Pacinian Corpuscles

The Eye

Table 16-8-1: The structure and function of the mammalian eye


Conjunctiva

Protection of cornea

Sclera

- Protection
- Attachment for eye muscles

Cornea

Refracts (→focuses) and allows passage of light

Choroid

Pigment prevents light reflection within the eyeball by absorbing light

Ciliary body

- Accommodation
- Secretion of humour

Iris

Regulates passage of light

Lens

Refracts light

Retina

Contains light receptors

Fovea

Contains only cone cells

Blind spot

Optic nerve (sensory nerve fibres) leave the eyeball

Humour

Maintains shape of the eyeball

Transmissive And Refractive Properties Of The Eye In Focusing An Image On The Retina

NEAR ACCOMMODATION

DISTANT ACCOMMODATION

CILIARY MUSCLES

CONTRACT

RELAX

TENSION IN SUSPENSORY LIGAMENTS

REDUCED

INCREASED

SHAPE OF LENS

FAT, ROUNDED

THIN, FLAT

RESULT

LIGHT BENDS

LIGHT BENDS LESS

FOCUSES

DIVERGING LIGHT RAYS

PARALLEL LIGHT RAYS

Role of Rod Cells and Cone Cells in Effecting Monochromatic and Trichromatic Vision

Table 16-8-2: Features of rod cells and cone cells


FEATURE

ROD CELLS

CONE CELLS

Number in retina

More

Fewer

Distribution

- Evenly throughout the retina
- Absent from the fovea
- Only type of light receptor at the periphery of the retina

Present in the fovea

Shape of outer segment

Rod shaped

Cone shaped

Sensitivity to

Dim light

Bright light

Visual acuity

Poorly resolved images

Well-resolved images

Light-sensitive pigments

- Only rhodopsin
- Monochromic vision

- Iodopsin
- Sensitive to blue, green, blue light
- Trichromatic vision (combination)

Synapse with relay cells

Several rod cells synapse with same relay cell

Each cone cell synapses with just one relay cell

Table 16-8-3: Absorption of light by rhodopsin creates a generator potential in rod cells (AP = action potential)


In the dark (rod cell)

In light (rod cell)

Opsin + Cis-Retinal → Rhodopsin

Rhodopsin → Opsin + Trans-Retinal

Causes sodium channels to open

Causes sodium channels to close

Membrane depolarised

Membrane hyperpolarised

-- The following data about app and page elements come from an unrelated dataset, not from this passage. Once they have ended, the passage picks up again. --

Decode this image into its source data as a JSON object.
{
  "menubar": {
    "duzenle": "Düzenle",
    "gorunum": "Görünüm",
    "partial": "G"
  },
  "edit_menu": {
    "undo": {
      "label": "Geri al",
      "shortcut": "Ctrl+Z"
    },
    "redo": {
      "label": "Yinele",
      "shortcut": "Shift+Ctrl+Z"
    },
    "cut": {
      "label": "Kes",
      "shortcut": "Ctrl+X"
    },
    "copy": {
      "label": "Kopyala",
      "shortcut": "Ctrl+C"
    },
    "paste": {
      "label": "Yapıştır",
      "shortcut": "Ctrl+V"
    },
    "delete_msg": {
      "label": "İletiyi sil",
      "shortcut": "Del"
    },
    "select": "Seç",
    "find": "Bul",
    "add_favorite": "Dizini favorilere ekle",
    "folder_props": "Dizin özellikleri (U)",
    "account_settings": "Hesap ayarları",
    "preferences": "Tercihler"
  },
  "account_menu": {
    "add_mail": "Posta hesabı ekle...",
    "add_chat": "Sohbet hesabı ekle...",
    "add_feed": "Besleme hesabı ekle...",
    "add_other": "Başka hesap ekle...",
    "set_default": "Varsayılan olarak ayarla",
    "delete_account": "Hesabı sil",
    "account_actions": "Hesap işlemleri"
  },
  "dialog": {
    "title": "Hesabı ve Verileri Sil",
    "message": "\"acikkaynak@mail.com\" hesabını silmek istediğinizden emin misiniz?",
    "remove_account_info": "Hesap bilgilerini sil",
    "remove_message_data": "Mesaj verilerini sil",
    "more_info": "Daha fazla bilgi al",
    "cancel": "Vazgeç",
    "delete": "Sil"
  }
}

Neurotransmitter released into inhibitory synapse [rod → bipolar cell]

No neurotransmitter released into inhibitory synapse

Bipolar neurone hyperpolarised → no impulse

Bipolar neurone depolarised → AP

No neurotransmitter released into excitatory synapse [bipolar → ganglion cell]

Neurotransmitter released into excitatory synapse

No action potential

Action potential along ganglion neurone

Resynthesis of rhodopsin

The Connection Between Sensory Cells and The Neurone of the Optic Nerve